The plunder also includes two other assets for solid tumor: an adenosine receptor type 2B inhibitor called PORT-7, which has been cleared to enter the clinic next year, and a dual 2A and 2B inhibitor called PORT-8 for which the biotech plans to file a trial application in the near future.

The only therapy not aimed at solid tumors is PORT-9, a gut-selective A2B inhibitor that is in preclinical development for gastrointestinal cancers.

The deal places Portage in “a unique position to evaluate the role of adenosine in cancer and other diseases,” the Canadian biotech said. “Having the ability to evaluate all four compounds alone or in combination will unlock the best patient populations and best disease settings (oncology and non-oncology) to leverage the adenosine pathway.”

The company is also liable to make milestone payments totaling up to $23 million in shares or cash depending on future development and sales. Robert Glassman, M.D., Ph.D., current executive vice president of search and evaluation at Enavate Sciences and former independent director of Tarus, will also join Portage’s board of directors

Alongside the acquisition of Tarus, Portage entered into a committed share purchase agreement with Chicago-based institutional investor Lincoln Park Capital Fund LLC. The agreement gives the biotech the right to sell up to $30 million of its shares to the investor over a 36-month period.

“This commitment helps support the incremental development costs for the adenosine programs, and also provides significant financial flexibility for advancement of Portage’s existing pipeline of novel immunotherapy treatments, potentially extending Portage’s total cash runway into 2024,” the biotech said.

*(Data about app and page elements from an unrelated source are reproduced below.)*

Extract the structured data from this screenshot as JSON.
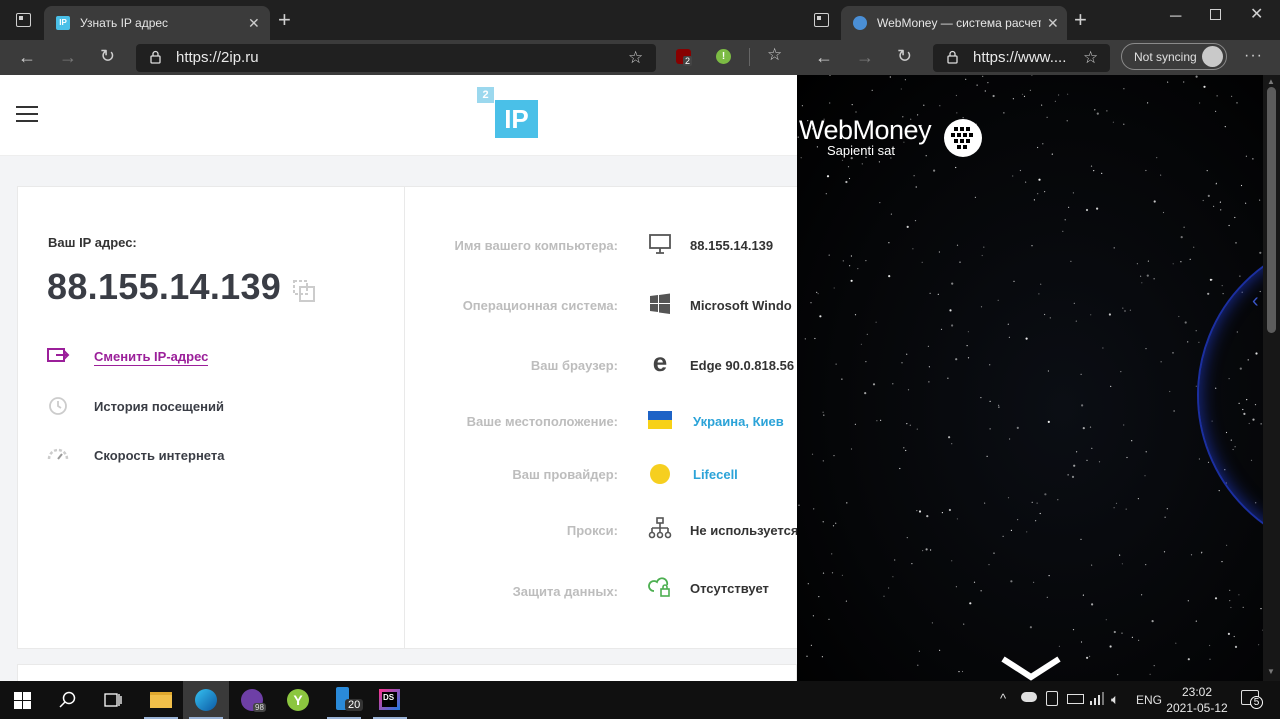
{
  "left_browser": {
    "tab_title": "Узнать IP адрес",
    "tab_favicon": "IP",
    "url": "https://2ip.ru",
    "ext_badge": "2"
  },
  "page_2ip": {
    "logo_small": "2",
    "logo_main": "IP",
    "ip_label": "Ваш IP адрес:",
    "ip_value": "88.155.14.139",
    "actions": [
      {
        "label": "Сменить IP-адрес"
      },
      {
        "label": "История посещений"
      },
      {
        "label": "Скорость интернета"
      }
    ],
    "rows": [
      {
        "label": "Имя вашего компьютера:",
        "value": "88.155.14.139"
      },
      {
        "label": "Операционная система:",
        "value": "Microsoft Windo"
      },
      {
        "label": "Ваш браузер:",
        "value": "Edge 90.0.818.56"
      },
      {
        "label": "Ваше местоположение:",
        "value": "Украина, Киев"
      },
      {
        "label": "Ваш провайдер:",
        "value": "Lifecell"
      },
      {
        "label": "Прокси:",
        "value": "Не используется"
      },
      {
        "label": "Защита данных:",
        "value": "Отсутствует"
      }
    ]
  },
  "right_browser": {
    "tab_title": "WebMoney — система расчетов",
    "url": "https://www....",
    "sync_label": "Not syncing"
  },
  "webmoney_page": {
    "brand": "WebMoney",
    "tagline": "Sapienti sat"
  },
  "taskbar": {
    "badge_app1": "98",
    "badge_app2": "20",
    "language": "ENG",
    "time": "23:02",
    "date": "2021-05-12",
    "notifications": "5"
  },
  "colors": {
    "accent_2ip": "#4ac0e8",
    "link_purple": "#9b1f9a",
    "location_blue": "#2ba3d8"
  }
}
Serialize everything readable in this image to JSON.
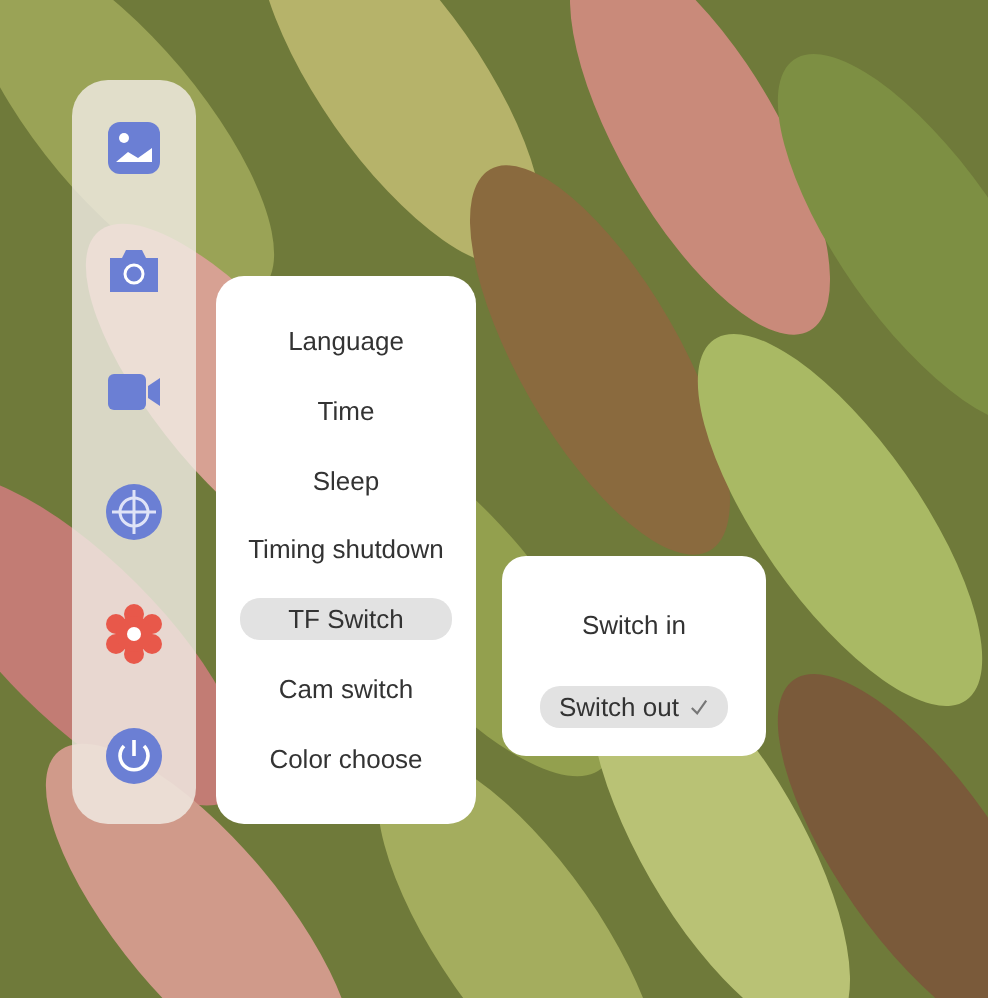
{
  "toolbar": [
    {
      "kind": "gallery",
      "selected": false
    },
    {
      "kind": "camera",
      "selected": false
    },
    {
      "kind": "video",
      "selected": false
    },
    {
      "kind": "target",
      "selected": false
    },
    {
      "kind": "settings",
      "selected": true
    },
    {
      "kind": "power",
      "selected": false
    }
  ],
  "menu": [
    {
      "label": "Language",
      "selected": false
    },
    {
      "label": "Time",
      "selected": false
    },
    {
      "label": "Sleep",
      "selected": false
    },
    {
      "label": "Timing shutdown",
      "selected": false
    },
    {
      "label": "TF  Switch",
      "selected": true
    },
    {
      "label": "Cam switch",
      "selected": false
    },
    {
      "label": "Color choose",
      "selected": false
    }
  ],
  "submenu": [
    {
      "label": "Switch in",
      "selected": false,
      "checked": false
    },
    {
      "label": "Switch out",
      "selected": true,
      "checked": true
    }
  ]
}
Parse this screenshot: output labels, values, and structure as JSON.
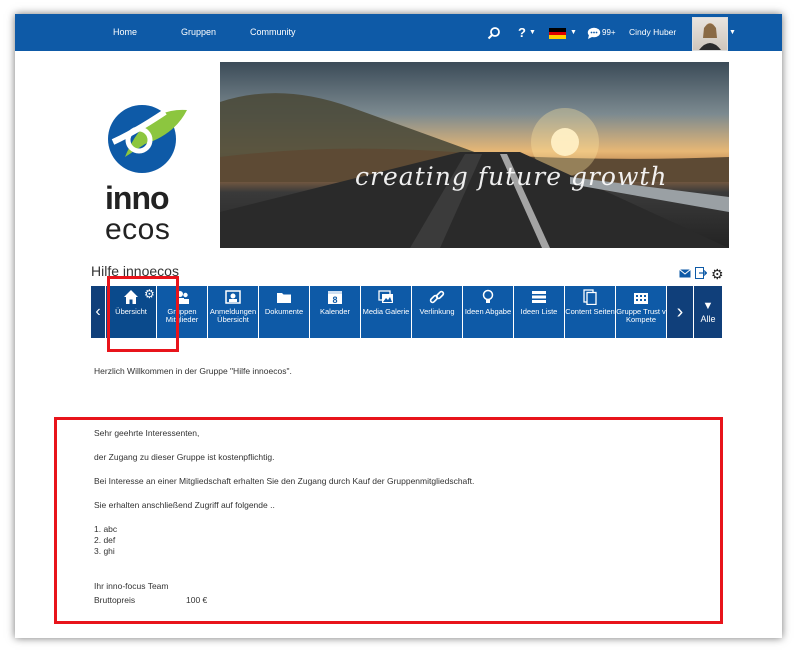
{
  "nav": {
    "home": "Home",
    "groups": "Gruppen",
    "community": "Community",
    "notifications_count": "99+",
    "user_name": "Cindy Huber"
  },
  "logo": {
    "line1": "inno",
    "line2": "ecos"
  },
  "hero": {
    "tagline": "creating future growth"
  },
  "group": {
    "title": "Hilfe innoecos"
  },
  "tabs": [
    {
      "icon": "home-icon",
      "label": "Übersicht"
    },
    {
      "icon": "users-icon",
      "label": "Gruppen Mitglieder"
    },
    {
      "icon": "registrations-icon",
      "label": "Anmeldungen Übersicht"
    },
    {
      "icon": "folder-icon",
      "label": "Dokumente"
    },
    {
      "icon": "calendar-icon",
      "label": "Kalender",
      "badge": "8"
    },
    {
      "icon": "gallery-icon",
      "label": "Media Galerie"
    },
    {
      "icon": "link-icon",
      "label": "Verlinkung"
    },
    {
      "icon": "lightbulb-icon",
      "label": "Ideen Abgabe"
    },
    {
      "icon": "list-icon",
      "label": "Ideen Liste"
    },
    {
      "icon": "pages-icon",
      "label": "Content Seiten"
    },
    {
      "icon": "building-icon",
      "label": "Gruppe Trust v Kompete"
    }
  ],
  "all_label": "Alle",
  "welcome": "Herzlich Willkommen in der Gruppe \"Hilfe innoecos\".",
  "panel": {
    "salutation": "Sehr geehrte Interessenten,",
    "line1": "der Zugang zu dieser Gruppe ist kostenpflichtig.",
    "line2": "Bei Interesse an einer Mitgliedschaft erhalten Sie den Zugang durch Kauf der Gruppenmitgliedschaft.",
    "line3": "Sie erhalten anschließend Zugriff auf folgende ..",
    "items": [
      "1. abc",
      "2. def",
      "3. ghi"
    ],
    "signature": "Ihr inno-focus Team",
    "price_label": "Bruttopreis",
    "price_value": "100 €"
  },
  "colors": {
    "accent": "#0e5aa7",
    "highlight": "#e8141b"
  }
}
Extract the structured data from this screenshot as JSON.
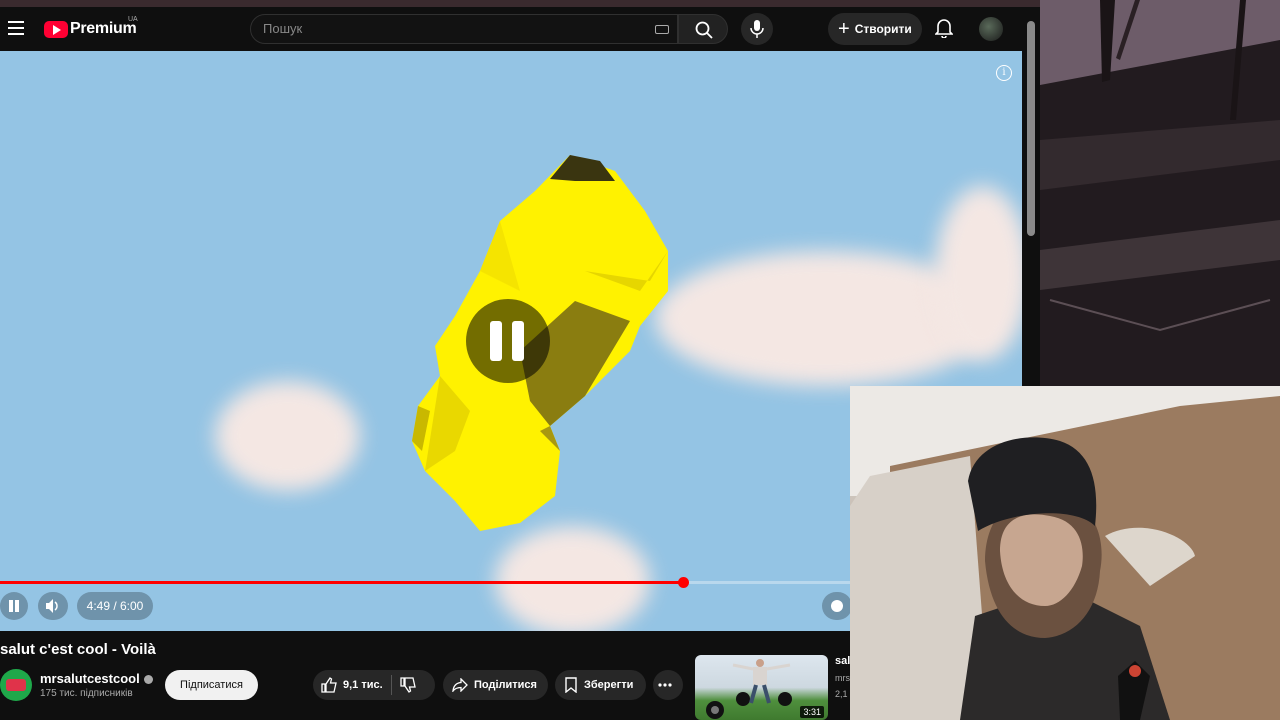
{
  "masthead": {
    "logo_text": "Premium",
    "region": "UA",
    "search_placeholder": "Пошук",
    "create_label": "Створити"
  },
  "player": {
    "time": "4:49 / 6:00",
    "progress": 0.803,
    "state": "paused"
  },
  "video": {
    "title": "salut c'est cool - Voilà",
    "channel": "mrsalutcestcool",
    "subscribers": "175 тис. підписників",
    "subscribe_label": "Підписатися",
    "likes": "9,1 тис.",
    "share_label": "Поділитися",
    "save_label": "Зберегти"
  },
  "recommendation": {
    "title": "sal",
    "meta1": "mrs",
    "meta2": "2,1",
    "duration": "3:31"
  },
  "colors": {
    "brand": "#ff0033",
    "progress": "#ff0000",
    "sky": "#94c4e4",
    "object": "#ffee00"
  }
}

The acquisitions from Tarus will add to Portage’s existing portfolio, which includes the iNKT agonist IMM60 in phase 1/2 trials for melanoma and non-small cell lung cancer as well as a pair of adenosine inhibitors in phase 1 trials for solid tumors.